## Task requirements
In the listing below, count the lines with "Computer" and report only the figure.

## Task data
══════
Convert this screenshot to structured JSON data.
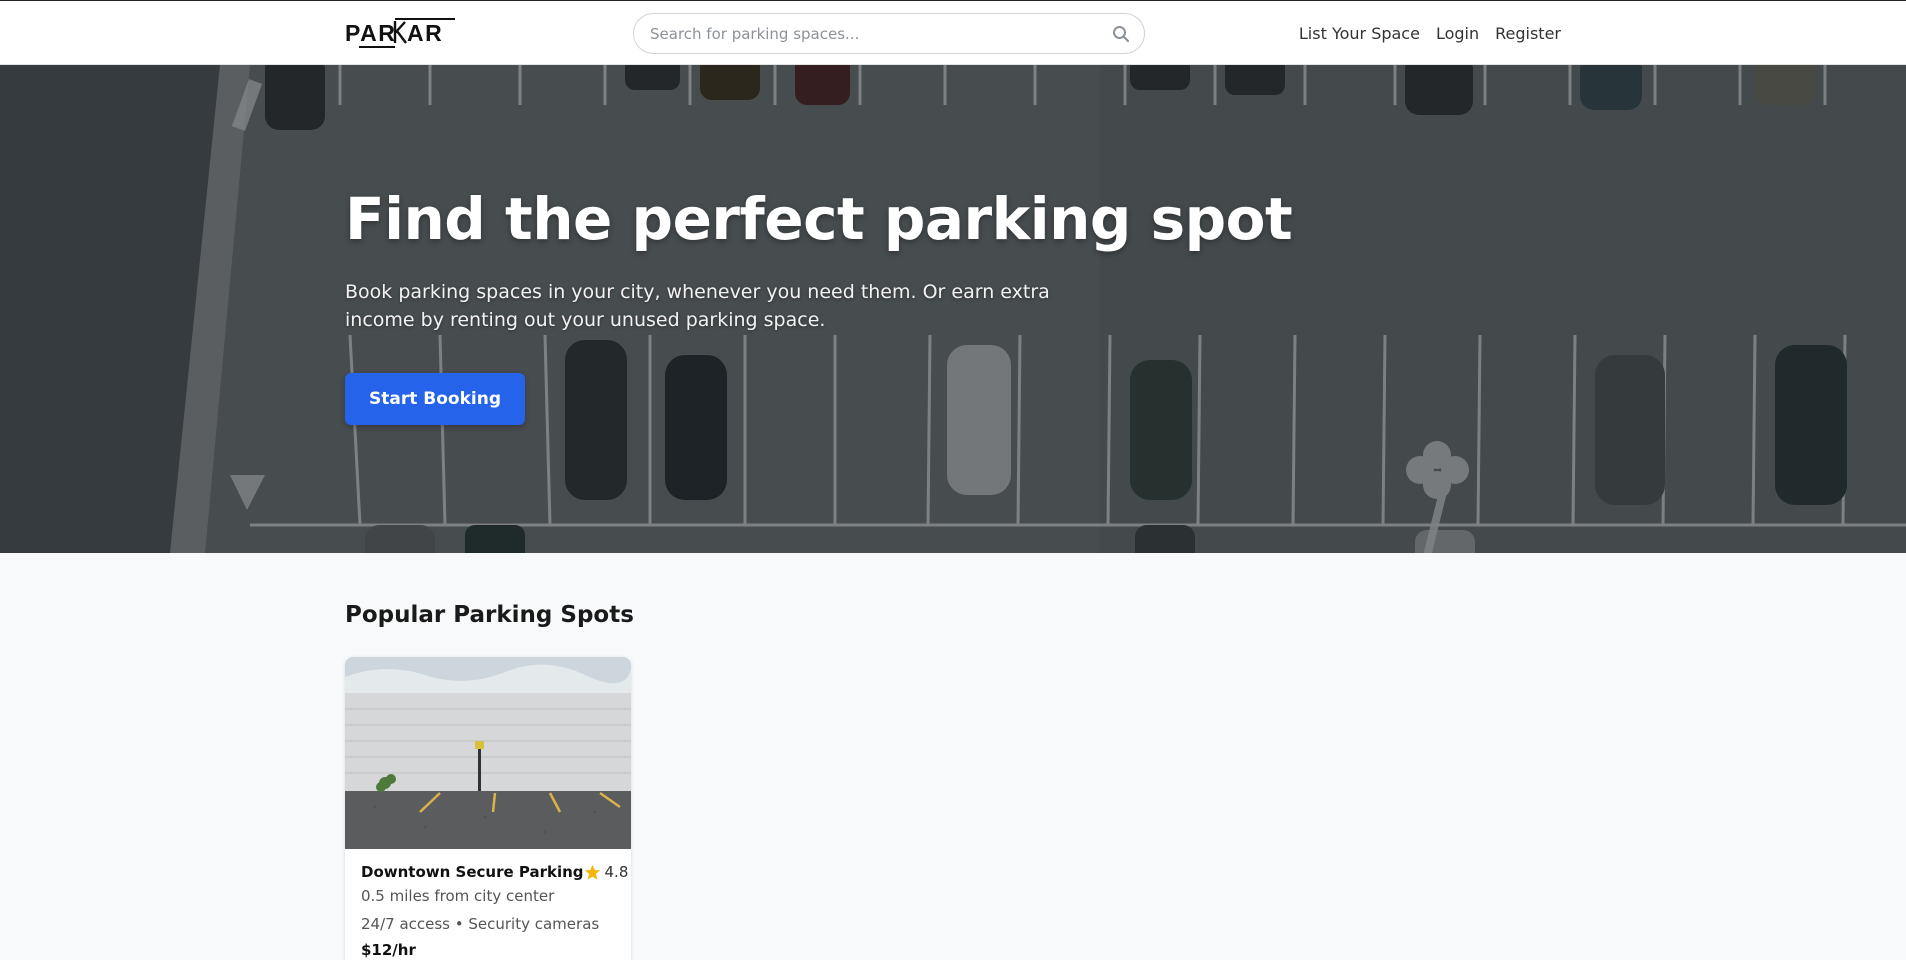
{
  "navbar": {
    "logo_text": "PARKAR",
    "search": {
      "placeholder": "Search for parking spaces...",
      "value": ""
    },
    "links": [
      {
        "label": "List Your Space"
      },
      {
        "label": "Login"
      },
      {
        "label": "Register"
      }
    ]
  },
  "hero": {
    "title": "Find the perfect parking spot",
    "subtitle": "Book parking spaces in your city, whenever you need them. Or earn extra income by renting out your unused parking space.",
    "cta_label": "Start Booking",
    "bg_color": "#5c6165"
  },
  "popular": {
    "title": "Popular Parking Spots",
    "cards": [
      {
        "name": "Downtown Secure Parking",
        "rating": "4.8",
        "distance": "0.5 miles from city center",
        "features": "24/7 access • Security cameras",
        "price": "$12/hr"
      }
    ]
  },
  "colors": {
    "accent": "#2563eb",
    "star": "#f5b50a",
    "navbar_bg": "#ffffff",
    "page_bg": "#f8f9fa"
  },
  "icons": [
    "search-icon",
    "star-icon"
  ]
}
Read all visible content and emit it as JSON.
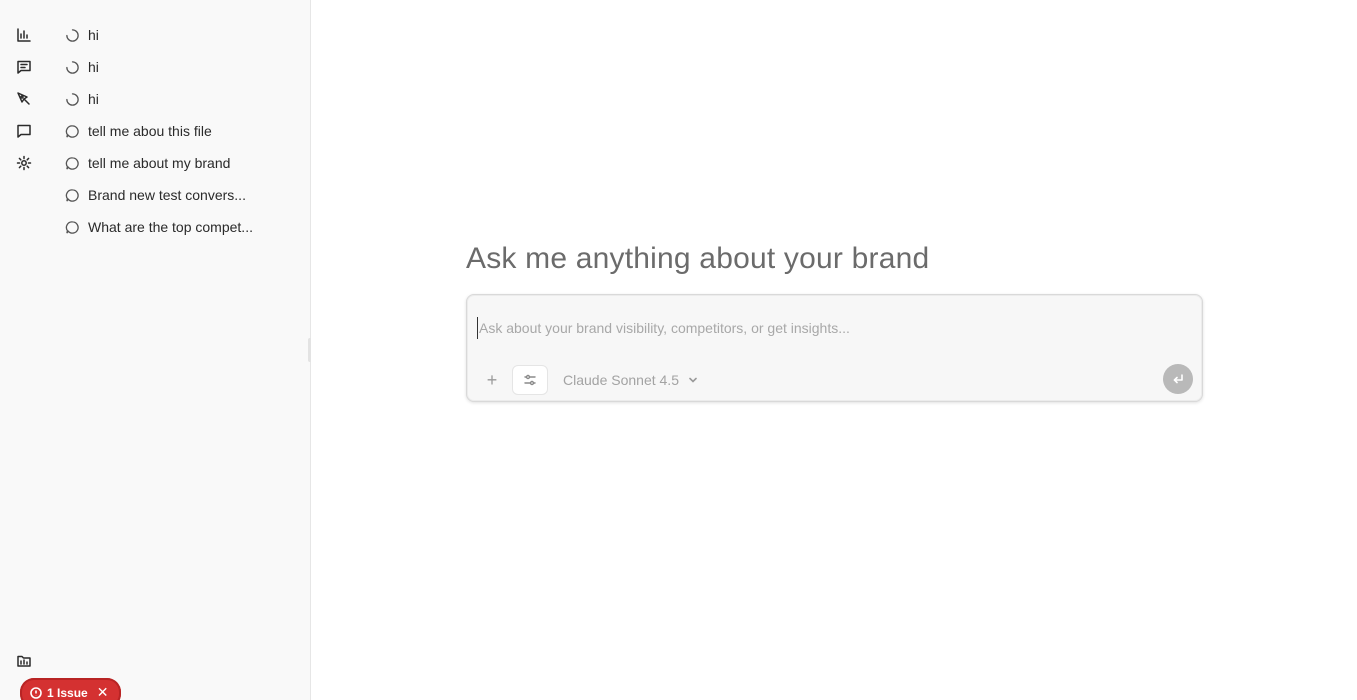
{
  "rail": {
    "items": [
      {
        "icon": "bar-chart-icon"
      },
      {
        "icon": "chat-lines-icon"
      },
      {
        "icon": "pen-tool-icon"
      },
      {
        "icon": "message-square-icon"
      },
      {
        "icon": "gear-icon"
      }
    ],
    "bottom_icon": "folder-icon"
  },
  "conversations": [
    {
      "label": "hi",
      "status": "loading"
    },
    {
      "label": "hi",
      "status": "loading"
    },
    {
      "label": "hi",
      "status": "loading"
    },
    {
      "label": "tell me abou this file",
      "status": "done"
    },
    {
      "label": "tell me about my brand",
      "status": "done"
    },
    {
      "label": "Brand new test convers...",
      "status": "done"
    },
    {
      "label": "What are the top compet...",
      "status": "done"
    }
  ],
  "issue_badge": {
    "label": "1 Issue",
    "color": "#d43131"
  },
  "main": {
    "title": "Ask me anything about your brand",
    "composer": {
      "placeholder": "Ask about your brand visibility, competitors, or get insights...",
      "value": "",
      "model": "Claude Sonnet 4.5"
    }
  }
}
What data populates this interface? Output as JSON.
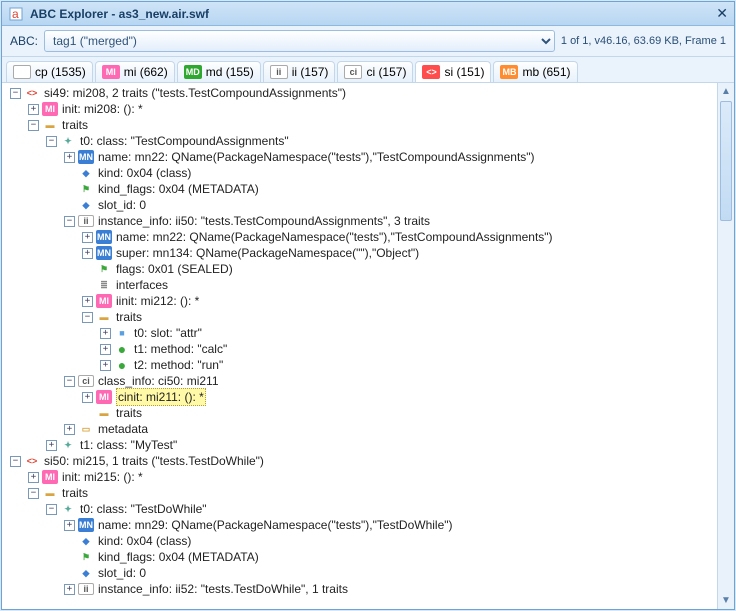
{
  "window": {
    "title": "ABC Explorer - as3_new.air.swf"
  },
  "abcbar": {
    "label": "ABC:",
    "selected": "tag1 (\"merged\")",
    "info": "1 of 1, v46.16, 63.69 KB, Frame 1"
  },
  "tabs": [
    {
      "badge": "",
      "cls": "plain",
      "label": "cp (1535)"
    },
    {
      "badge": "MI",
      "cls": "pink",
      "label": "mi (662)"
    },
    {
      "badge": "MD",
      "cls": "green",
      "label": "md (155)"
    },
    {
      "badge": "ii",
      "cls": "plain",
      "label": "ii (157)"
    },
    {
      "badge": "ci",
      "cls": "ci",
      "label": "ci (157)"
    },
    {
      "badge": "<>",
      "cls": "red",
      "label": "si (151)",
      "active": true
    },
    {
      "badge": "MB",
      "cls": "orange",
      "label": "mb (651)"
    }
  ],
  "tree": [
    {
      "d": 0,
      "tg": "-",
      "ic": "si",
      "t": "si49: mi208, 2 traits (\"tests.TestCompoundAssignments\")"
    },
    {
      "d": 1,
      "tg": "+",
      "ic": "mi",
      "t": "init: mi208: (): *"
    },
    {
      "d": 1,
      "tg": "-",
      "ic": "folder",
      "t": "traits"
    },
    {
      "d": 2,
      "tg": "-",
      "ic": "class",
      "t": "t0: class: \"TestCompoundAssignments\""
    },
    {
      "d": 3,
      "tg": "+",
      "ic": "mn",
      "t": "name: mn22: QName(PackageNamespace(\"tests\"),\"TestCompoundAssignments\")"
    },
    {
      "d": 3,
      "tg": "",
      "ic": "blue",
      "t": "kind: 0x04 (class)"
    },
    {
      "d": 3,
      "tg": "",
      "ic": "flag",
      "t": "kind_flags: 0x04 (METADATA)"
    },
    {
      "d": 3,
      "tg": "",
      "ic": "blue",
      "t": "slot_id: 0"
    },
    {
      "d": 3,
      "tg": "-",
      "ic": "ii",
      "t": "instance_info: ii50: \"tests.TestCompoundAssignments\", 3 traits"
    },
    {
      "d": 4,
      "tg": "+",
      "ic": "mn",
      "t": "name: mn22: QName(PackageNamespace(\"tests\"),\"TestCompoundAssignments\")"
    },
    {
      "d": 4,
      "tg": "+",
      "ic": "mn",
      "t": "super: mn134: QName(PackageNamespace(\"\"),\"Object\")"
    },
    {
      "d": 4,
      "tg": "",
      "ic": "flag",
      "t": "flags: 0x01 (SEALED)"
    },
    {
      "d": 4,
      "tg": "",
      "ic": "iface",
      "t": "interfaces"
    },
    {
      "d": 4,
      "tg": "+",
      "ic": "mi",
      "t": "iinit: mi212: (): *"
    },
    {
      "d": 4,
      "tg": "-",
      "ic": "folder",
      "t": "traits"
    },
    {
      "d": 5,
      "tg": "+",
      "ic": "box",
      "t": "t0: slot: \"attr\""
    },
    {
      "d": 5,
      "tg": "+",
      "ic": "dot",
      "t": "t1: method: \"calc\""
    },
    {
      "d": 5,
      "tg": "+",
      "ic": "dot",
      "t": "t2: method: \"run\""
    },
    {
      "d": 3,
      "tg": "-",
      "ic": "ci",
      "t": "class_info: ci50: mi211"
    },
    {
      "d": 4,
      "tg": "+",
      "ic": "mi",
      "t": "cinit: mi211: (): *",
      "sel": true
    },
    {
      "d": 4,
      "tg": "",
      "ic": "folder",
      "t": "traits"
    },
    {
      "d": 3,
      "tg": "+",
      "ic": "meta",
      "t": "metadata"
    },
    {
      "d": 2,
      "tg": "+",
      "ic": "class",
      "t": "t1: class: \"MyTest\""
    },
    {
      "d": 0,
      "tg": "-",
      "ic": "si",
      "t": "si50: mi215, 1 traits (\"tests.TestDoWhile\")"
    },
    {
      "d": 1,
      "tg": "+",
      "ic": "mi",
      "t": "init: mi215: (): *"
    },
    {
      "d": 1,
      "tg": "-",
      "ic": "folder",
      "t": "traits"
    },
    {
      "d": 2,
      "tg": "-",
      "ic": "class",
      "t": "t0: class: \"TestDoWhile\""
    },
    {
      "d": 3,
      "tg": "+",
      "ic": "mn",
      "t": "name: mn29: QName(PackageNamespace(\"tests\"),\"TestDoWhile\")"
    },
    {
      "d": 3,
      "tg": "",
      "ic": "blue",
      "t": "kind: 0x04 (class)"
    },
    {
      "d": 3,
      "tg": "",
      "ic": "flag",
      "t": "kind_flags: 0x04 (METADATA)"
    },
    {
      "d": 3,
      "tg": "",
      "ic": "blue",
      "t": "slot_id: 0"
    },
    {
      "d": 3,
      "tg": "+",
      "ic": "ii",
      "t": "instance_info: ii52: \"tests.TestDoWhile\", 1 traits"
    }
  ]
}
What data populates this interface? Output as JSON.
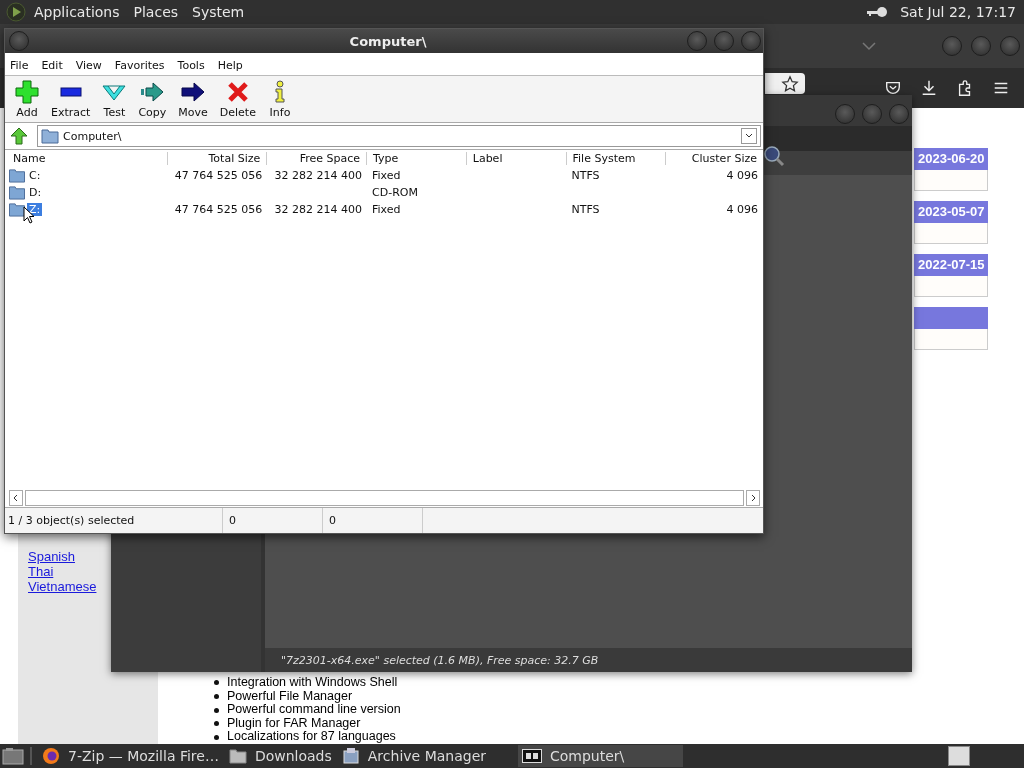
{
  "top_panel": {
    "menus": [
      "Applications",
      "Places",
      "System"
    ],
    "clock": "Sat Jul 22, 17:17"
  },
  "browser": {
    "links": [
      "Spanish",
      "Thai",
      "Vietnamese"
    ],
    "features": [
      "Integration with Windows Shell",
      "Powerful File Manager",
      "Powerful command line version",
      "Plugin for FAR Manager",
      "Localizations for 87 languages"
    ],
    "dates": [
      "2023-06-20",
      "2023-05-07",
      "2022-07-15"
    ]
  },
  "archive_manager": {
    "status": "\"7z2301-x64.exe\" selected (1.6 MB), Free space: 32.7 GB"
  },
  "zip_window": {
    "title": "Computer\\",
    "menu": [
      "File",
      "Edit",
      "View",
      "Favorites",
      "Tools",
      "Help"
    ],
    "toolbar": [
      {
        "label": "Add",
        "kind": "add"
      },
      {
        "label": "Extract",
        "kind": "extract"
      },
      {
        "label": "Test",
        "kind": "test"
      },
      {
        "label": "Copy",
        "kind": "copy"
      },
      {
        "label": "Move",
        "kind": "move"
      },
      {
        "label": "Delete",
        "kind": "delete"
      },
      {
        "label": "Info",
        "kind": "info"
      }
    ],
    "path": "Computer\\",
    "columns": [
      "Name",
      "Total Size",
      "Free Space",
      "Type",
      "Label",
      "File System",
      "Cluster Size"
    ],
    "rows": [
      {
        "cells": [
          "C:",
          "47 764 525 056",
          "32 282 214 400",
          "Fixed",
          null,
          "NTFS",
          "4 096"
        ],
        "selected": false
      },
      {
        "cells": [
          "D:",
          null,
          null,
          "CD-ROM",
          null,
          null,
          null
        ],
        "selected": false
      },
      {
        "cells": [
          "Z:",
          "47 764 525 056",
          "32 282 214 400",
          "Fixed",
          null,
          "NTFS",
          "4 096"
        ],
        "selected": true
      }
    ],
    "status": [
      "1 / 3 object(s) selected",
      "0",
      "0"
    ]
  },
  "taskbar": [
    {
      "label": "7-Zip — Mozilla Fire…",
      "kind": "firefox",
      "selected": false
    },
    {
      "label": "Downloads",
      "kind": "folder",
      "selected": false
    },
    {
      "label": "Archive Manager",
      "kind": "archive",
      "selected": false
    },
    {
      "label": "Computer\\",
      "kind": "sevenzip",
      "selected": true
    }
  ]
}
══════
## Solution for this problem
3